Problem requirements: Look for "initials" in each line of the records, and copy the lines that have it.

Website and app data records

-- Opening Marker --

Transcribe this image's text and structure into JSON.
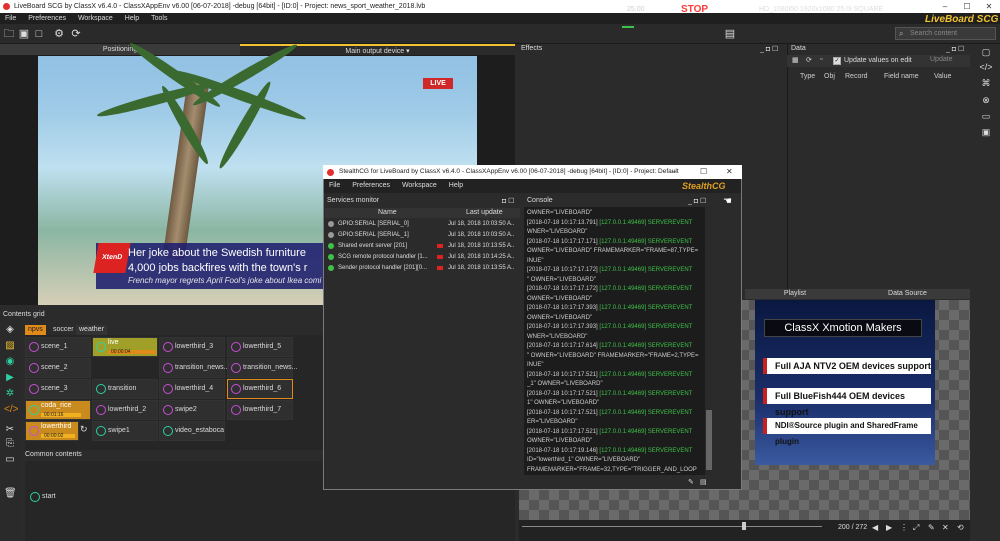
{
  "app": {
    "title": "LiveBoard SCG by ClassX v6.4.0 - ClassXAppEnv v6.00 [06-07-2018] -debug [64bit] - [ID:0] - Project: news_sport_weather_2018.lvb",
    "brand": "LiveBoard SCG",
    "menu": [
      "File",
      "Preferences",
      "Workspace",
      "Help",
      "Tools"
    ],
    "window_buttons": [
      "–",
      "☐",
      "✕"
    ]
  },
  "toolbar": {
    "time": "25.00",
    "stop": "STOP",
    "format": "HD_1080i50 1920x1080 25.0i SQUARE",
    "search_placeholder": "Search content"
  },
  "preview": {
    "tab_positioning": "Positioning",
    "tab_main_output": "Main output device ▾",
    "live_badge": "LIVE",
    "lower_third_line1": "Her joke about the Swedish furniture",
    "lower_third_line2": "4,000 jobs backfires with the town's r",
    "lower_third_line3": "French mayor regrets April Fool's joke about Ikea comi",
    "logo": "XtenD"
  },
  "contents_grid": {
    "label": "Contents grid",
    "tabs": [
      "npvs",
      "soccer",
      "weather"
    ],
    "cells": {
      "r1": [
        "scene_1",
        "live",
        "",
        "lowerthird_3",
        "lowerthird_5"
      ],
      "live_timer": "00:00:04",
      "r2": [
        "scene_2",
        "",
        "",
        "transition_news...",
        "transition_news..."
      ],
      "r3": [
        "scene_3",
        "transition",
        "",
        "lowerthird_4",
        "lowerthird_6"
      ],
      "r4": [
        "coda_rice",
        "lowerthird_2",
        "swipe2",
        "",
        "lowerthird_7"
      ],
      "coda_timer": "00:01:16",
      "r5": [
        "lowerthird",
        "swipe1",
        "video_estaboca",
        "",
        ""
      ],
      "lowerthird_timer": "00:00:02"
    }
  },
  "common_contents": {
    "label": "Common contents",
    "items": [
      "start"
    ]
  },
  "effects": {
    "label": "Effects"
  },
  "data_panel": {
    "label": "Data",
    "update_values_label": "Update values on edit",
    "update_button": "Update",
    "columns": [
      "Type",
      "Obj",
      "Record",
      "Field name",
      "Value"
    ]
  },
  "lower_panel": {
    "tabs": [
      "Playlist",
      "Data Source"
    ],
    "counter": "200 / 272"
  },
  "promo": {
    "title": "ClassX Xmotion Makers",
    "lines": [
      "Full AJA NTV2 OEM devices support",
      "Full BlueFish444 OEM devices support",
      "NDI®Source plugin and SharedFrame plugin"
    ]
  },
  "modal": {
    "title": "StealthCG for LiveBoard by ClassX v6.4.0 - ClassXAppEnv v6.00 [06-07-2018] -debug [64bit] - [ID:0] - Project: Default",
    "brand": "StealthCG",
    "menu": [
      "File",
      "Preferences",
      "Workspace",
      "Help"
    ],
    "services_label": "Services monitor",
    "services_header": {
      "name": "Name",
      "last_update": "Last update"
    },
    "services": [
      {
        "name": "GPIO:SERIAL [SERIAL_0]",
        "date": "Jul 18, 2018 10:03:50 A..",
        "color": "#9a9a9a"
      },
      {
        "name": "GPIO:SERIAL [SERIAL_1]",
        "date": "Jul 18, 2018 10:03:50 A..",
        "color": "#9a9a9a"
      },
      {
        "name": "Shared event server [201]",
        "date": "Jul 18, 2018 10:13:55 A..",
        "color": "#3fc24a"
      },
      {
        "name": "SCG remote protocol handler [1...",
        "date": "Jul 18, 2018 10:14:25 A..",
        "color": "#3fc24a"
      },
      {
        "name": "Sender protocol handler [201][0...",
        "date": "Jul 18, 2018 10:13:55 A..",
        "color": "#3fc24a"
      }
    ],
    "console_label": "Console",
    "console_lines": [
      {
        "w": "OWNER=\"LIVEBOARD\"",
        "g": ""
      },
      {
        "w": "[2018-07-18 10:17:13.791]",
        "g": " [127.0.0.1:49469] SERVEREVENT"
      },
      {
        "w": "WNER=\"LIVEBOARD\"",
        "g": ""
      },
      {
        "w": "[2018-07-18 10:17:17.171]",
        "g": " [127.0.0.1:49469] SERVEREVENT"
      },
      {
        "w": "OWNER=\"LIVEBOARD\" FRAMEMARKER=\"FRAME=87,TYPE=",
        "g": ""
      },
      {
        "w": "INUE\"",
        "g": ""
      },
      {
        "w": "[2018-07-18 10:17:17.172]",
        "g": " [127.0.0.1:49469] SERVEREVENT"
      },
      {
        "w": "\" OWNER=\"LIVEBOARD\"",
        "g": ""
      },
      {
        "w": "[2018-07-18 10:17:17.172]",
        "g": " [127.0.0.1:49469] SERVEREVENT"
      },
      {
        "w": "OWNER=\"LIVEBOARD\"",
        "g": ""
      },
      {
        "w": "[2018-07-18 10:17:17.393]",
        "g": " [127.0.0.1:49469] SERVEREVENT"
      },
      {
        "w": "OWNER=\"LIVEBOARD\"",
        "g": ""
      },
      {
        "w": "[2018-07-18 10:17:17.393]",
        "g": " [127.0.0.1:49469] SERVEREVENT"
      },
      {
        "w": "WNER=\"LIVEBOARD\"",
        "g": ""
      },
      {
        "w": "[2018-07-18 10:17:17.614]",
        "g": " [127.0.0.1:49469] SERVEREVENT"
      },
      {
        "w": "\" OWNER=\"LIVEBOARD\" FRAMEMARKER=\"FRAME=2,TYPE=",
        "g": ""
      },
      {
        "w": "INUE\"",
        "g": ""
      },
      {
        "w": "[2018-07-18 10:17:17.521]",
        "g": " [127.0.0.1:49469] SERVEREVENT"
      },
      {
        "w": "_1\" OWNER=\"LIVEBOARD\"",
        "g": ""
      },
      {
        "w": "[2018-07-18 10:17:17.521]",
        "g": " [127.0.0.1:49469] SERVEREVENT"
      },
      {
        "w": "1\" OWNER=\"LIVEBOARD\"",
        "g": ""
      },
      {
        "w": "[2018-07-18 10:17:17.521]",
        "g": " [127.0.0.1:49469] SERVEREVENT"
      },
      {
        "w": "ER=\"LIVEBOARD\"",
        "g": ""
      },
      {
        "w": "[2018-07-18 10:17:17.521]",
        "g": " [127.0.0.1:49469] SERVEREVENT"
      },
      {
        "w": "OWNER=\"LIVEBOARD\"",
        "g": ""
      },
      {
        "w": "[2018-07-18 10:17:19.146]",
        "g": " [127.0.0.1:49469] SERVEREVENT"
      },
      {
        "w": "ID=\"lowerthird_1\" OWNER=\"LIVEBOARD\"",
        "g": ""
      },
      {
        "w": "FRAMEMARKER=\"FRAME=32,TYPE=\"TRIGGER_AND_LOOP",
        "g": ""
      }
    ]
  },
  "colors": {
    "accent": "#f2c230",
    "stop": "#ff3a3a",
    "console_green": "#3fc24a",
    "pink_icon": "#c84ed6",
    "teal_icon": "#2fd0a3"
  }
}
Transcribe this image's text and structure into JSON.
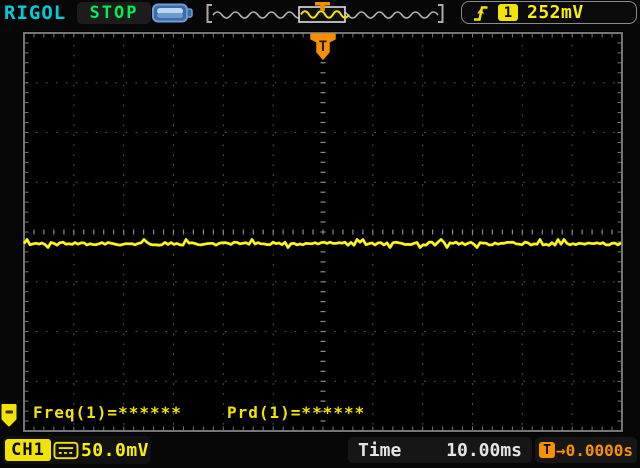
{
  "header": {
    "logo": "RIGOL",
    "run_status": "STOP",
    "battery_icon": "battery-icon",
    "hpos": {
      "marker": "T",
      "description": "horizontal position bar with trigger window highlight"
    },
    "trigger": {
      "slope_icon": "rising-edge-trigger-icon",
      "source_badge": "1",
      "level": "252mV"
    }
  },
  "display": {
    "trigger_marker": "T",
    "measurements": [
      {
        "text": "Freq(1)=******"
      },
      {
        "text": "Prd(1)=******"
      }
    ],
    "waveform": {
      "channel": "CH1",
      "shape": "flat noisy line slightly below center"
    }
  },
  "footer": {
    "channel": {
      "badge": "CH1",
      "coupling_icon": "dc-coupling-icon",
      "scale": "50.0mV"
    },
    "timebase": {
      "label": "Time",
      "value": "10.00ms"
    },
    "trigger_offset": {
      "badge": "T",
      "value": "→0.0000s"
    }
  },
  "colors": {
    "channel1_yellow": "#f8f000",
    "trigger_orange": "#f79000",
    "run_green": "#00ee4e",
    "logo_cyan": "#00ccd8",
    "grid_gray": "#555555"
  }
}
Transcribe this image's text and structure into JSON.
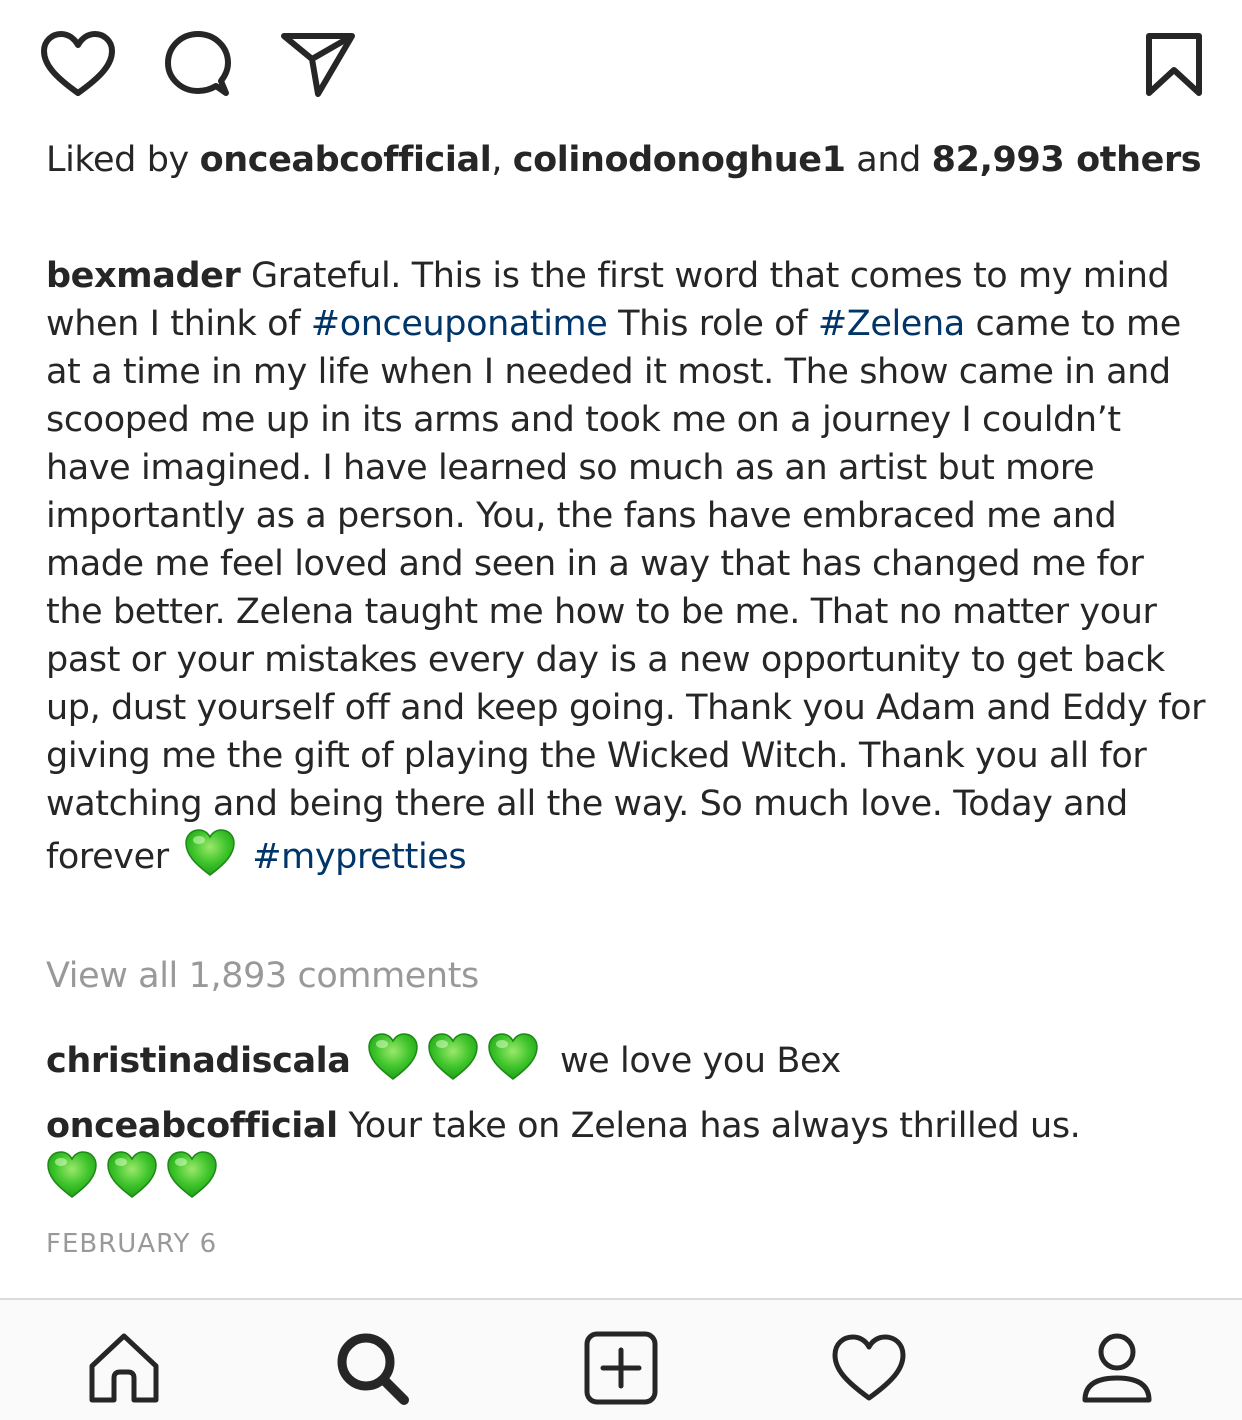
{
  "post": {
    "likes": {
      "prefix": "Liked by ",
      "user1": "onceabcofficial",
      "sep": ", ",
      "user2": "colinodonoghue1",
      "mid": " and ",
      "count": "82,993 others"
    },
    "caption": {
      "username": "bexmader",
      "text1": " Grateful. This is the first word that comes to my mind when I think of ",
      "tag1": "#onceuponatime",
      "text2": " This role of ",
      "tag2": "#Zelena",
      "text3": " came to me at a time in my life when I needed it most. The show came in and scooped me up in its arms and took me on a journey I couldn’t have imagined. I have learned so much as an artist but more importantly as a person. You, the fans have embraced me and made me feel loved and seen in a way that has changed me for the better. Zelena taught me how to be me. That no matter your past or your mistakes every day is a new opportunity to get back up, dust yourself off and keep going. Thank you Adam and Eddy for giving me the gift of playing the Wicked Witch. Thank you all for watching and being there all the way. So much love. Today and forever",
      "tag3": "#mypretties"
    },
    "view_all": "View all 1,893 comments",
    "comments": [
      {
        "username": "christinadiscala",
        "text": "we love you Bex"
      },
      {
        "username": "onceabcofficial",
        "text": " Your take on Zelena has always thrilled us."
      }
    ],
    "date": "FEBRUARY 6"
  },
  "icons": {
    "like": "heart-outline-icon",
    "comment": "speech-bubble-icon",
    "share": "paper-plane-icon",
    "save": "bookmark-icon",
    "emoji": "green-heart-emoji"
  },
  "tabbar": [
    "home-icon",
    "search-icon",
    "add-post-icon",
    "activity-heart-icon",
    "profile-icon"
  ],
  "colors": {
    "text": "#262626",
    "hashtag": "#003569",
    "muted": "#999999",
    "emoji_heart": "#4cd137"
  }
}
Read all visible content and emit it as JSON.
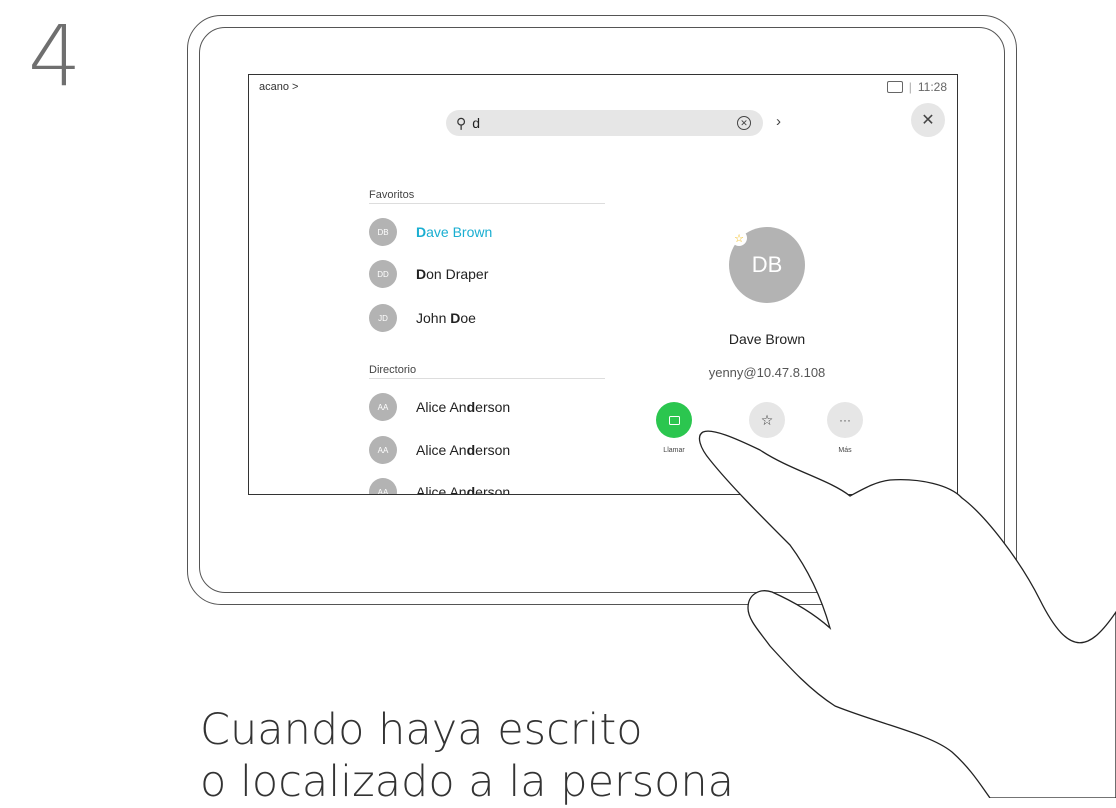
{
  "step": "4",
  "screen": {
    "breadcrumb": "acano >",
    "time": "11:28",
    "search": {
      "query": "d",
      "placeholder": ""
    },
    "sections": {
      "favorites_label": "Favoritos",
      "directory_label": "Directorio"
    },
    "favorites": [
      {
        "initials": "DB",
        "bold": "D",
        "rest": "ave Brown",
        "selected": true
      },
      {
        "initials": "DD",
        "bold": "D",
        "rest": "on Draper",
        "selected": false
      },
      {
        "initials": "JD",
        "pre": "John ",
        "bold": "D",
        "rest": "oe",
        "selected": false
      }
    ],
    "directory": [
      {
        "initials": "AA",
        "pre": "Alice An",
        "bold": "d",
        "rest": "erson"
      },
      {
        "initials": "AA",
        "pre": "Alice An",
        "bold": "d",
        "rest": "erson"
      },
      {
        "initials": "AA",
        "pre": "Alice An",
        "bold": "d",
        "rest": "erson"
      }
    ],
    "detail": {
      "initials": "DB",
      "name": "Dave Brown",
      "address": "yenny@10.47.8.108",
      "favorite_star": "☆"
    },
    "actions": {
      "call_label": "Llamar",
      "more_label": "Más",
      "more_glyph": "···",
      "fav_glyph": "☆"
    }
  },
  "caption": {
    "line1": "Cuando haya escrito",
    "line2": "o localizado a la persona"
  },
  "colors": {
    "accent": "#1aaed1",
    "call_green": "#2bc64f",
    "avatar_grey": "#b3b3b3",
    "star": "#f0b400"
  }
}
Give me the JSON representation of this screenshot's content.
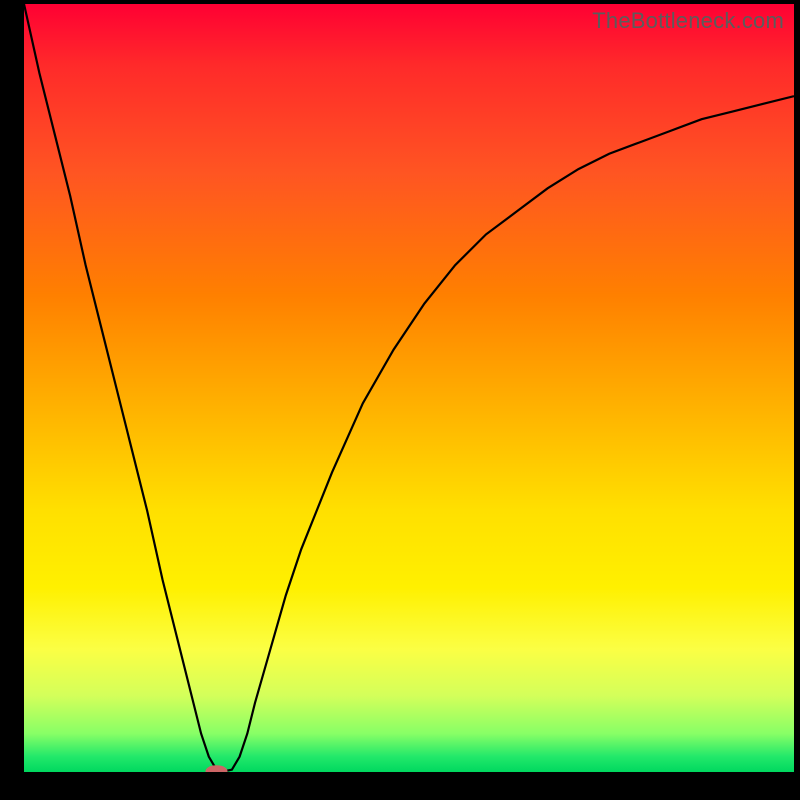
{
  "watermark": "TheBottleneck.com",
  "chart_data": {
    "type": "line",
    "title": "",
    "xlabel": "",
    "ylabel": "",
    "xlim": [
      0,
      100
    ],
    "ylim": [
      0,
      100
    ],
    "x": [
      0,
      2,
      4,
      6,
      8,
      10,
      12,
      14,
      16,
      18,
      20,
      22,
      23,
      24,
      25,
      26,
      27,
      28,
      29,
      30,
      32,
      34,
      36,
      38,
      40,
      44,
      48,
      52,
      56,
      60,
      64,
      68,
      72,
      76,
      80,
      84,
      88,
      92,
      96,
      100
    ],
    "values": [
      100,
      91,
      83,
      75,
      66,
      58,
      50,
      42,
      34,
      25,
      17,
      9,
      5,
      2,
      0.3,
      0.1,
      0.3,
      2,
      5,
      9,
      16,
      23,
      29,
      34,
      39,
      48,
      55,
      61,
      66,
      70,
      73,
      76,
      78.5,
      80.5,
      82,
      83.5,
      85,
      86,
      87,
      88
    ],
    "minimum_x": 25,
    "gradient_stops": [
      {
        "pos": 0.0,
        "color": "#ff0033"
      },
      {
        "pos": 0.22,
        "color": "#ff5522"
      },
      {
        "pos": 0.52,
        "color": "#ffb000"
      },
      {
        "pos": 0.76,
        "color": "#fff000"
      },
      {
        "pos": 0.95,
        "color": "#88ff66"
      },
      {
        "pos": 1.0,
        "color": "#00d85f"
      }
    ],
    "marker": {
      "x_pct": 25,
      "y_pct": 0.1,
      "color": "#cc6666"
    }
  }
}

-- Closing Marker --

The completed task:
        "initials": "DB",
        "initials": "DD",
        "initials": "JD",
        "initials": "AA",
        "initials": "AA",
        "initials": "AA",
      "initials": "DB",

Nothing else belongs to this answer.